Indeed, as Buster Olney notes, the Mets could be particularly well-positioned as far as trades go given the nature of this year’s trade market. And they could even make a deal that would drive Phillies fans nuts:
There will be lots of starting pitching available, whether it’s Roy Oswalt or (perhaps) Cliff Lee or Ben Sheets or Jake Westbrook or Fausto Carmona or Kevin Millwood or Ted Lilly — and so it’ll be a buyers’ market as the Mets look for a pitcher.
There is a nightmare scenario is possible for the Phillies: Imagine if Cliff Lee, who was famously traded by Philadelphia over the winter, is dealt to the Mets? And if the Mets’ great week inspires fans to start filling the empty seats at Citi Field, you can bet that club ownership will want to do what it can to fan the flames of success.
The Mets offense could use patching up far more than their pitching at the moment, but if they could pick up someone like Lee (maybe) or Oswalt (a longer shot given his no-trade clause), they could make some noise. And remember: Madoff or not, the Mets probably have the money to make moves many other
The Yankees signed first-round draft pick Clarke Schmidt and second-round pick Matt Sauer on Saturday, per a team announcement. Schmidt, a right-hander from the University of South Carolina, is set to earn a signing bonus of $2,184,300. According to MLB.com’s Oliver Macklin, that’s much lower than the typical $3+ million allocated for a No. 16 overall pick. The opposite is true for Sauer, whose projected $2.5 million signing bonus tops the suggested $1.2 million reserved for a No. 54 pick.

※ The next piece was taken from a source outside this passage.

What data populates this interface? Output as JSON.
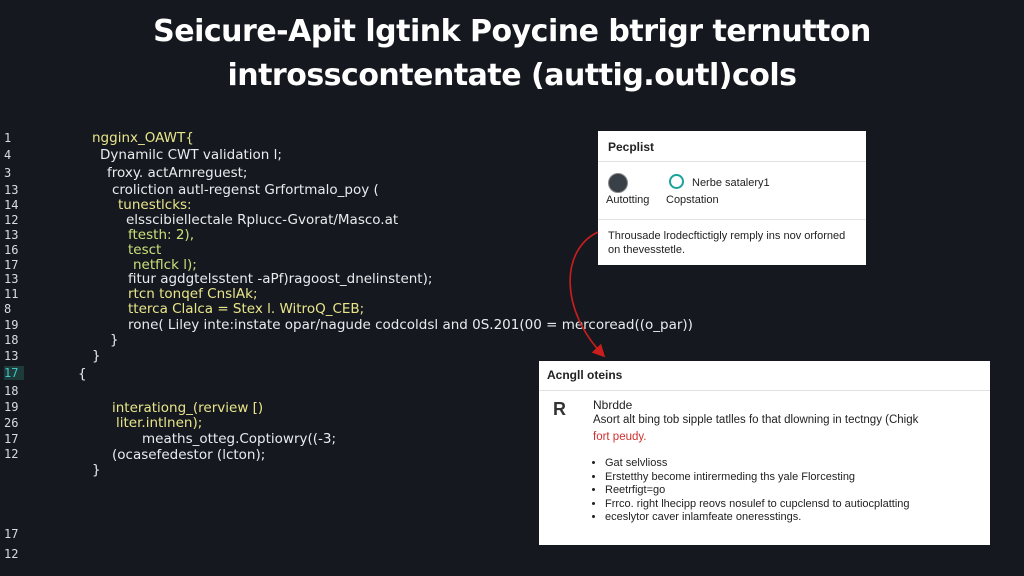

Schmidt, 21, boasts an impressive four-pitch repertoire and profiles as a front-end or mid-rotation starter, according to reports from Yankees’ VP of Domestic Amateur Scouting Damon Oppenheimer and ESPN’s Keith Law, among others. He carried a 4-2 record through nine starts in 2017 and turned in a 1.34 ERA before undergoing season-ending Tommy John surgery last month to repair a torn UCL in his right elbow. While the Yankees won’t see him pitch at any level until late 2018, they seem confident in his makeup and ability to rebound over the next couple of years.
Fellow right-hander and Righetti High School senior Matt Sauer is a different story altogether. The 18-year-old hurler appears destined for the bullpen with a polished fastball-slider combo and a promising curveball and changeup. He dazzled on the mound this year, going 9-1 with an 0.98 ERA and two shutouts over 78 1/3 innings. While the Yankees seem most interested in his pitching skills, Sauer showed some pop at the plate as well, touting a .427 average with 24 RBI through 135 plate appearances.

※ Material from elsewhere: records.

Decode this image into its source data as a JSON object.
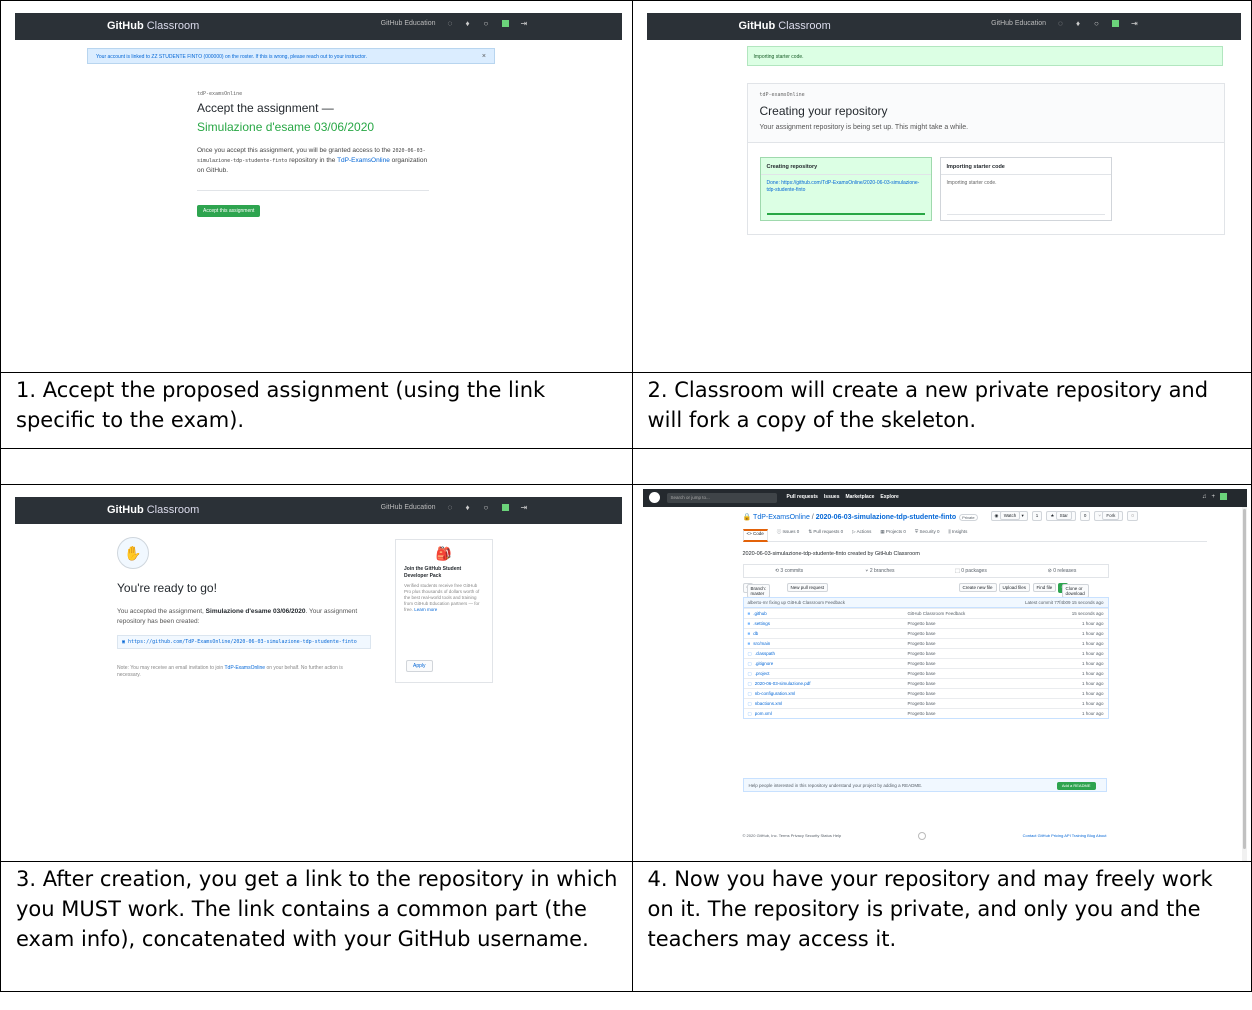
{
  "captions": {
    "c1": "1. Accept the proposed assignment (using the link specific to the exam).",
    "c2": "2. Classroom will create a new private repository and will fork a copy of the skeleton.",
    "c3": "3. After creation, you get a link to the repository in which you MUST work. The link contains a common part (the exam info), concatenated with your GitHub username.",
    "c4": "4. Now you have your repository and may freely work on it. The repository is private, and only you and the teachers may access it."
  },
  "classroom": {
    "logo_bold": "GitHub",
    "logo_light": "Classroom",
    "nav_education": "GitHub Education"
  },
  "accept": {
    "flash": "Your account is linked to ZZ STUDENTE FINTO (000000) on the roster. If this is wrong, please reach out to your instructor.",
    "org_label": "tdP-examsOnline",
    "heading": "Accept the assignment —",
    "assignment": "Simulazione d'esame 03/06/2020",
    "text_before": "Once you accept this assignment, you will be granted access to the",
    "repo_code": "2020-06-03-simulazione-tdp-studente-finto",
    "text_mid": "repository in the",
    "org_link": "TdP-ExamsOnline",
    "text_after": "organization on GitHub.",
    "button": "Accept this assignment"
  },
  "creating": {
    "flash": "Importing starter code.",
    "org_label": "tdP-examsOnline",
    "title": "Creating your repository",
    "subtitle": "Your assignment repository is being set up. This might take a while.",
    "card1_title": "Creating repository",
    "card1_body": "Done: https://github.com/TdP-ExamsOnline/2020-06-03-simulazione-tdp-studente-finto",
    "card2_title": "Importing starter code",
    "card2_body": "Importing starter code."
  },
  "ready": {
    "heading": "You're ready to go!",
    "p_before": "You accepted the assignment,",
    "p_bold": "Simulazione d'esame 03/06/2020",
    "p_after": ". Your assignment repository has been created:",
    "url": "https://github.com/TdP-ExamsOnline/2020-06-03-simulazione-tdp-studente-finto",
    "note_before": "Note: You may receive an email invitation to join",
    "note_link": "TdP-ExamsOnline",
    "note_after": "on your behalf. No further action is necessary.",
    "pack_title": "Join the GitHub Student Developer Pack",
    "pack_body": "Verified students receive free GitHub Pro plus thousands of dollars worth of the best real-world tools and training from GitHub Education partners — for free.",
    "pack_link": "Learn more",
    "apply": "Apply"
  },
  "github": {
    "search_placeholder": "Search or jump to...",
    "nav": [
      "Pull requests",
      "Issues",
      "Marketplace",
      "Explore"
    ],
    "owner": "TdP-ExamsOnline",
    "repo": "2020-06-03-simulazione-tdp-studente-finto",
    "private": "Private",
    "watch": "Watch",
    "watch_count": "1",
    "star": "Star",
    "star_count": "0",
    "fork": "Fork",
    "fork_count": "0",
    "tabs": [
      "Code",
      "Issues 0",
      "Pull requests 0",
      "Actions",
      "Projects 0",
      "Security 0",
      "Insights"
    ],
    "description": "2020-06-03-simulazione-tdp-studente-finto created by GitHub Classroom",
    "stats": [
      "3 commits",
      "2 branches",
      "0 packages",
      "0 releases"
    ],
    "branch": "Branch: master",
    "new_pr": "New pull request",
    "create_file": "Create new file",
    "upload": "Upload files",
    "find": "Find file",
    "clone": "Clone or download",
    "commit_msg": "alberto-mr fixing up GitHub Classroom Feedback",
    "commit_time": "Latest commit 77f4b09 15 seconds ago",
    "files": [
      {
        "name": ".github",
        "msg": "GitHub Classroom Feedback",
        "time": "15 seconds ago",
        "dir": true
      },
      {
        "name": ".settings",
        "msg": "Progetto base",
        "time": "1 hour ago",
        "dir": true
      },
      {
        "name": "db",
        "msg": "Progetto base",
        "time": "1 hour ago",
        "dir": true
      },
      {
        "name": "src/main",
        "msg": "Progetto base",
        "time": "1 hour ago",
        "dir": true
      },
      {
        "name": ".classpath",
        "msg": "Progetto base",
        "time": "1 hour ago",
        "dir": false
      },
      {
        "name": ".gitignore",
        "msg": "Progetto base",
        "time": "1 hour ago",
        "dir": false
      },
      {
        "name": ".project",
        "msg": "Progetto base",
        "time": "1 hour ago",
        "dir": false
      },
      {
        "name": "2020-06-03-simulazione.pdf",
        "msg": "Progetto base",
        "time": "1 hour ago",
        "dir": false
      },
      {
        "name": "nb-configuration.xml",
        "msg": "Progetto base",
        "time": "1 hour ago",
        "dir": false
      },
      {
        "name": "nbactions.xml",
        "msg": "Progetto base",
        "time": "1 hour ago",
        "dir": false
      },
      {
        "name": "pom.xml",
        "msg": "Progetto base",
        "time": "1 hour ago",
        "dir": false
      }
    ],
    "readme_msg": "Help people interested in this repository understand your project by adding a README.",
    "readme_btn": "Add a README",
    "footer_left": "© 2020 GitHub, Inc.  Terms  Privacy  Security  Status  Help",
    "footer_right": "Contact GitHub  Pricing  API  Training  Blog  About"
  }
}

The Athletics followed Friday’s 3-0 shutout with a rookie-led home run derby on Saturday afternoon, watching not one, not two, but three rookies belt their first major league home runs off of the White Sox’ James Shields.
Right fielder Matt Olson was the first to strike, taking Shields deep on a first-pitch, two-run blast in the first inning for his first home run in 49 major league plate appearances:

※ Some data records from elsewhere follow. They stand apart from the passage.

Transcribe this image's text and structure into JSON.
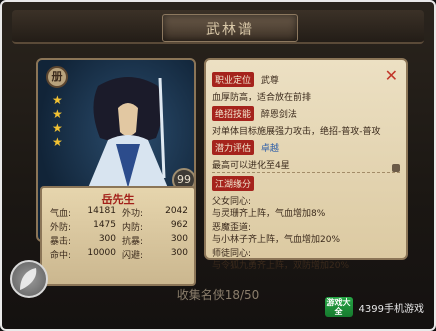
{
  "header": {
    "title": "武林谱"
  },
  "hero": {
    "name": "岳先生",
    "level": "99",
    "badge_icon": "book-icon",
    "stars": 4,
    "stats": [
      {
        "k": "气血:",
        "v": "14181"
      },
      {
        "k": "外功:",
        "v": "2042"
      },
      {
        "k": "外防:",
        "v": "1475"
      },
      {
        "k": "内防:",
        "v": "962"
      },
      {
        "k": "暴击:",
        "v": "300"
      },
      {
        "k": "抗暴:",
        "v": "300"
      },
      {
        "k": "命中:",
        "v": "10000"
      },
      {
        "k": "闪避:",
        "v": "300"
      }
    ]
  },
  "info": {
    "role_label": "职业定位",
    "role_value": "武尊",
    "role_desc": "血厚防高，适合放在前排",
    "skill_label": "绝招技能",
    "skill_value": "醉恩剑法",
    "skill_desc": "对单体目标施展强力攻击，绝招-普攻-普攻",
    "potential_label": "潜力评估",
    "potential_value": "卓越",
    "potential_desc": "最高可以进化至4星",
    "fate_label": "江湖缘分",
    "fates": [
      {
        "title": "父女同心:",
        "desc": "与灵珊齐上阵，气血增加8%"
      },
      {
        "title": "恶魔歪道:",
        "desc": "与小林子齐上阵，气血增加20%"
      },
      {
        "title": "师徒同心:",
        "desc": "与令狐九勇齐上阵，双防增加20%"
      }
    ]
  },
  "footer": {
    "collect_text": "收集名侠18/50"
  },
  "watermark": {
    "logo_text": "游戏大全",
    "site_text": "4399手机游戏"
  }
}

Fellow outfielder Jaycob Brugman duplicated his teammate’s results in the second inning with a solo home run, his first extra-base hit of any kind since he made his debut on June 9:
In the third, with a comfortable 4-0 lead backing two scoreless frames from Oakland right-hander Daniel Gossett, Franklin Barreto took his shot at Shields. After getting the call several hours prior to Saturday’s game, he became the fastest of the three rookies to record his first big league homer, going yard on a 2-2 changeup and driving in Bruce Maxwell to give the A’s a six-run advantage.
The Athletics currently lead the White Sox 8-2 in the top of the sixth inning.